I have been making a list of people with whom I want to do some kind of a tikkun (repair). Fortunately, my most important relationships – with my family and closest friends and co-workers – are clear. I do make an effort to keep these most precious relationships loving at all times. But there are other, less important relationships, that I don’t necessarily take good care of. Just before Shabbat, I emailed a woman whom I met 2 summers ago at a retreat in Germany — a Swiss Jew, living in Zurich. I saw her once after that a few months later when she came to Israel with her family. She was very supportive, enthusiastically encouraging me to write a book I told her I wanted to write. She offered to pay me $20/week to support me in my writing process. Not a lot of money, but I was very touched by her belief in me and her generosity. I did not follow through with my writing project, and I also did not keep up with her. I wrote to her on Friday evening to thank her, to apologize for not being in touch, and to tell her that I will always feel our heart connection regardless of whether we maintain a correspondence. ~ Tonight I phoned a man whom I had provided spiritual support to in 2016 as part of my Chaplaincy training. I had seen him in passing this past winter when I didn’t have time to speak with him, and I told him I would be in touch soon. I felt I had been remiss in not following through. [Note to self: make fewer commitments!] He had no hard feelings, but was very happy to hear from me. Now this minor loose end has been sewn up. ~ I am still working on my list.

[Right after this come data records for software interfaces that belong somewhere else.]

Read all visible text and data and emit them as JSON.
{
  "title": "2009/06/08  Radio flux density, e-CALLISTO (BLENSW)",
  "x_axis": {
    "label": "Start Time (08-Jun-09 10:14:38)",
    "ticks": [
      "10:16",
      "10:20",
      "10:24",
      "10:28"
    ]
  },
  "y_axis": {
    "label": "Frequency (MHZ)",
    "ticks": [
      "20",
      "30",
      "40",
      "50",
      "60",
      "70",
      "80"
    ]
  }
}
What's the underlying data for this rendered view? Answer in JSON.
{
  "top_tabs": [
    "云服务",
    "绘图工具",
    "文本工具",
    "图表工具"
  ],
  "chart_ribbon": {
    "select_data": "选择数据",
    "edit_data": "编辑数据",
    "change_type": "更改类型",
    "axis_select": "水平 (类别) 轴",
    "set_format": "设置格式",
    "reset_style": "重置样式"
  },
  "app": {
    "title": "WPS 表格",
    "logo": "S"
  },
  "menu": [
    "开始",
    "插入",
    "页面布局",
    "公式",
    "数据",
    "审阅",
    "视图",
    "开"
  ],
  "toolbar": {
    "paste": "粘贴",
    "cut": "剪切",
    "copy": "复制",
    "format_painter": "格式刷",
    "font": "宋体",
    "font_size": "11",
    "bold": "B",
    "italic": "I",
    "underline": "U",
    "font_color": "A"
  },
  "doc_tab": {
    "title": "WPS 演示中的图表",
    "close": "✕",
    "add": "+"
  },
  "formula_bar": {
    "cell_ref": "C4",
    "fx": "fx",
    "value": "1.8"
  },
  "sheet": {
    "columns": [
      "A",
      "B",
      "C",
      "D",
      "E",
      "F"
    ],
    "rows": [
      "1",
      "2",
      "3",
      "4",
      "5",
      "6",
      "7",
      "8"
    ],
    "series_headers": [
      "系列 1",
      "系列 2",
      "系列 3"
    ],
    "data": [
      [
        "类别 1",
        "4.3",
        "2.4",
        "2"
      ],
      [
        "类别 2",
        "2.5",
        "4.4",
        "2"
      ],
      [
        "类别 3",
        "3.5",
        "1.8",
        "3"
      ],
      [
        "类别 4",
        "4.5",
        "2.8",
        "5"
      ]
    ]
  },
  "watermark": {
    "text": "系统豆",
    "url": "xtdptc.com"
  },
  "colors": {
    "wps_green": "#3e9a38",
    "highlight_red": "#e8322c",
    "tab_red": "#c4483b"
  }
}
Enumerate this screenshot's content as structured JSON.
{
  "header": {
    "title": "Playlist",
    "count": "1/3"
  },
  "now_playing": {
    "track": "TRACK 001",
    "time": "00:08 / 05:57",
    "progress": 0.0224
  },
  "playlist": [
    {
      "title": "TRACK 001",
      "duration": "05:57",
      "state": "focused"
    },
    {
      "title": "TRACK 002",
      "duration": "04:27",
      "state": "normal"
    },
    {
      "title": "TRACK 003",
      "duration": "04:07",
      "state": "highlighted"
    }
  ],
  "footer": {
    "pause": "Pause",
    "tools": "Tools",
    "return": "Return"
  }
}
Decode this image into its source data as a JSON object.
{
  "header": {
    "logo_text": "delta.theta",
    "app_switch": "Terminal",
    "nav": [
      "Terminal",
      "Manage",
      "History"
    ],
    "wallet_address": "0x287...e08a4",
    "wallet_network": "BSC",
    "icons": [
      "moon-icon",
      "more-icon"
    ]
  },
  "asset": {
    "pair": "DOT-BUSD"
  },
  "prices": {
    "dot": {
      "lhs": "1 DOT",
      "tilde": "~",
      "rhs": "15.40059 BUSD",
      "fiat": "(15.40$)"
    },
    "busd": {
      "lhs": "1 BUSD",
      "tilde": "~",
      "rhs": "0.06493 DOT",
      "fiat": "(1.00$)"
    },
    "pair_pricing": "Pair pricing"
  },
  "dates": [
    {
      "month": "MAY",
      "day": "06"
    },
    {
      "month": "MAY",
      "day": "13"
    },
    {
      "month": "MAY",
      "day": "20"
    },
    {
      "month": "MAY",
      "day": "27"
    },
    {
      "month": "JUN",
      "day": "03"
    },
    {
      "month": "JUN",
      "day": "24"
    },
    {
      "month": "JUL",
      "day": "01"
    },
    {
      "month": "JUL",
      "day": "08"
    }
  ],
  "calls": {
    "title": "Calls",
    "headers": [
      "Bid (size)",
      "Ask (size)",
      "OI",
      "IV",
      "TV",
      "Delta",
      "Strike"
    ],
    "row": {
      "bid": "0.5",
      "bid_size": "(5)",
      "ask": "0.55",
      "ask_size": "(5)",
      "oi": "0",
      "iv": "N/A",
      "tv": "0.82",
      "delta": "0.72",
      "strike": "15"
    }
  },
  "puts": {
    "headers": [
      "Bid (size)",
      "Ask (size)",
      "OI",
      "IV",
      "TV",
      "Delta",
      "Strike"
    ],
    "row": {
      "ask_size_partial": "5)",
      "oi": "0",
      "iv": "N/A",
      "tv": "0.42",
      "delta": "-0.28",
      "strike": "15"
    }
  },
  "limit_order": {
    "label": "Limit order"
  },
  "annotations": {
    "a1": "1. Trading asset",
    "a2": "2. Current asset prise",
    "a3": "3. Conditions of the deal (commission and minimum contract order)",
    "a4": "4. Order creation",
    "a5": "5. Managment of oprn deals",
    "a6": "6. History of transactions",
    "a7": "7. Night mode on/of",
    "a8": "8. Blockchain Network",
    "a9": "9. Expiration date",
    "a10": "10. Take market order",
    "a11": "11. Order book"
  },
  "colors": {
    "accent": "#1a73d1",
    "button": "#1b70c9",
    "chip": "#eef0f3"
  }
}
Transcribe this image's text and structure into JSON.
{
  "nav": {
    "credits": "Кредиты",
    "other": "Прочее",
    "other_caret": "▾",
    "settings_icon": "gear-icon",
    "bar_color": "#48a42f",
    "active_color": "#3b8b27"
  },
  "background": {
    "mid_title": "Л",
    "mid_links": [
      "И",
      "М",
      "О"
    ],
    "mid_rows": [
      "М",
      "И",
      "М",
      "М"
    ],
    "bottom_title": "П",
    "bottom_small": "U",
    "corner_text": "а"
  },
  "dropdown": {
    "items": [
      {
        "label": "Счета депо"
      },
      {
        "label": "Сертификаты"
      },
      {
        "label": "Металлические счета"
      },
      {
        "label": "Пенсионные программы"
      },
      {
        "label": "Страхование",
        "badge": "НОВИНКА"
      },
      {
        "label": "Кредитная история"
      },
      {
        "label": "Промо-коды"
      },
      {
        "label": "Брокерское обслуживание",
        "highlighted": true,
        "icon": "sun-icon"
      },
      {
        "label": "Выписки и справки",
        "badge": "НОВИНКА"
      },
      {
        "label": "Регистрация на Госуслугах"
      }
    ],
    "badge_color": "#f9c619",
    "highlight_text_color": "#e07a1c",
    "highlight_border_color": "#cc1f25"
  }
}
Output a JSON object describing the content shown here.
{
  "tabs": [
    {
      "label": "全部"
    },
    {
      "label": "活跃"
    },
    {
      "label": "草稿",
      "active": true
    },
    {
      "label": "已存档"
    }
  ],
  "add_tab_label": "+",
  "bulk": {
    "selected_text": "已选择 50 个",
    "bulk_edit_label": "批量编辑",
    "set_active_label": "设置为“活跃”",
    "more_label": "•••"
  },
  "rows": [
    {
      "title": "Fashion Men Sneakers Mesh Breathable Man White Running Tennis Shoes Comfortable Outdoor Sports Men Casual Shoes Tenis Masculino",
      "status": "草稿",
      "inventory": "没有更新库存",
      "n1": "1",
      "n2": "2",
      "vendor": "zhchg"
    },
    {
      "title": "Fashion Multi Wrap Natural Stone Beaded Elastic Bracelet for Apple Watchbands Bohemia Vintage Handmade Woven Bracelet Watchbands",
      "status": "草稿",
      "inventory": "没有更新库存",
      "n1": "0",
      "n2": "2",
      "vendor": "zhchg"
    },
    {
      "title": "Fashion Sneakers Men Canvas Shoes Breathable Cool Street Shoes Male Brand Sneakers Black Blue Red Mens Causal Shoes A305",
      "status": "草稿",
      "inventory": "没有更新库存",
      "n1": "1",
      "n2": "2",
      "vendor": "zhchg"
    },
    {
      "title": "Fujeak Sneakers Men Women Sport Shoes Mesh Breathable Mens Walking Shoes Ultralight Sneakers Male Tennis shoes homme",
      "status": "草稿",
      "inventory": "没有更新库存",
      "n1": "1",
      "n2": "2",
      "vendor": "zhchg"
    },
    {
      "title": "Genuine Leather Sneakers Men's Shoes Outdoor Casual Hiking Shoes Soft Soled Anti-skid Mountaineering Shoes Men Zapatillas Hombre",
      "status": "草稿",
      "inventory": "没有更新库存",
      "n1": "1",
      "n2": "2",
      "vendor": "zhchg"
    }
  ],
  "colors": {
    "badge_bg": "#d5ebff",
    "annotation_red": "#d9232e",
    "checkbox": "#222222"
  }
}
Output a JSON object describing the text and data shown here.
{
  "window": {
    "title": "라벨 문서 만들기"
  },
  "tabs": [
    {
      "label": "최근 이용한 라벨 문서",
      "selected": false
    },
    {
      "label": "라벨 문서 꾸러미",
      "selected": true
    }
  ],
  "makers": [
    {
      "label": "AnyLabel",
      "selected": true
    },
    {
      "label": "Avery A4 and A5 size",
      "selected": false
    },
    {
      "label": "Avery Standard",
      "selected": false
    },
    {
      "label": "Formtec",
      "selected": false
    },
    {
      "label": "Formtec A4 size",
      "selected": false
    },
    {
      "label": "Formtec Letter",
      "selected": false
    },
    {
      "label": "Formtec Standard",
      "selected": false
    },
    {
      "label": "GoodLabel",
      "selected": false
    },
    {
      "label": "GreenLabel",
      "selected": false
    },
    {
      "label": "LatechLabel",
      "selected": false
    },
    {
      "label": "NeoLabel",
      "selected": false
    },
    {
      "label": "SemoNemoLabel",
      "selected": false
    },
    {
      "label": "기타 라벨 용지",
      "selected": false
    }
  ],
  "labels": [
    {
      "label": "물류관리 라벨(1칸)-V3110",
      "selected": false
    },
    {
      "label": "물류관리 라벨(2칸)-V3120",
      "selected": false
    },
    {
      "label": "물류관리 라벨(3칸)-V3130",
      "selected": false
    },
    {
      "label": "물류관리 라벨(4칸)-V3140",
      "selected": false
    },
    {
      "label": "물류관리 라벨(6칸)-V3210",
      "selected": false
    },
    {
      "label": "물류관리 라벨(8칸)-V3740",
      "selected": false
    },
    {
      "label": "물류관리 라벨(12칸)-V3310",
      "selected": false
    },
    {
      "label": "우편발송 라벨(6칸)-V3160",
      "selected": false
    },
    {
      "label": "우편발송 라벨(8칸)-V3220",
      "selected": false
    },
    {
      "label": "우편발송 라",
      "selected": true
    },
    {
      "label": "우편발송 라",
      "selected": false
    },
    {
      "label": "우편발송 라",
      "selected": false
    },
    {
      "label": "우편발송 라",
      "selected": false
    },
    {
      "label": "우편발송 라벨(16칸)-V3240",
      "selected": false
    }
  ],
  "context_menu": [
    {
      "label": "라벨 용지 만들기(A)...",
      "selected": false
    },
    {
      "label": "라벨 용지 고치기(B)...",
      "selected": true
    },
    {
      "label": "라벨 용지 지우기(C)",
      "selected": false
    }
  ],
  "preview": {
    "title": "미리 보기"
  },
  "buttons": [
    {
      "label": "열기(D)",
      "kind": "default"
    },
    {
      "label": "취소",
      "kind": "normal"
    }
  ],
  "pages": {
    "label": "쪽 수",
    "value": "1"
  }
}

Whether there are people who are especially important to you with whom you want to clear things up and or make amends, or less important relationships in which you dropped a ball or had a minor misunderstanding, may we all succeed in doing some of this interpersonal clearing in the coming weeks, and may we all come to synagogue on Rosh Hashanah with a less cluttered heart-mind than we are living with today.

Rabbi Amita Jarmon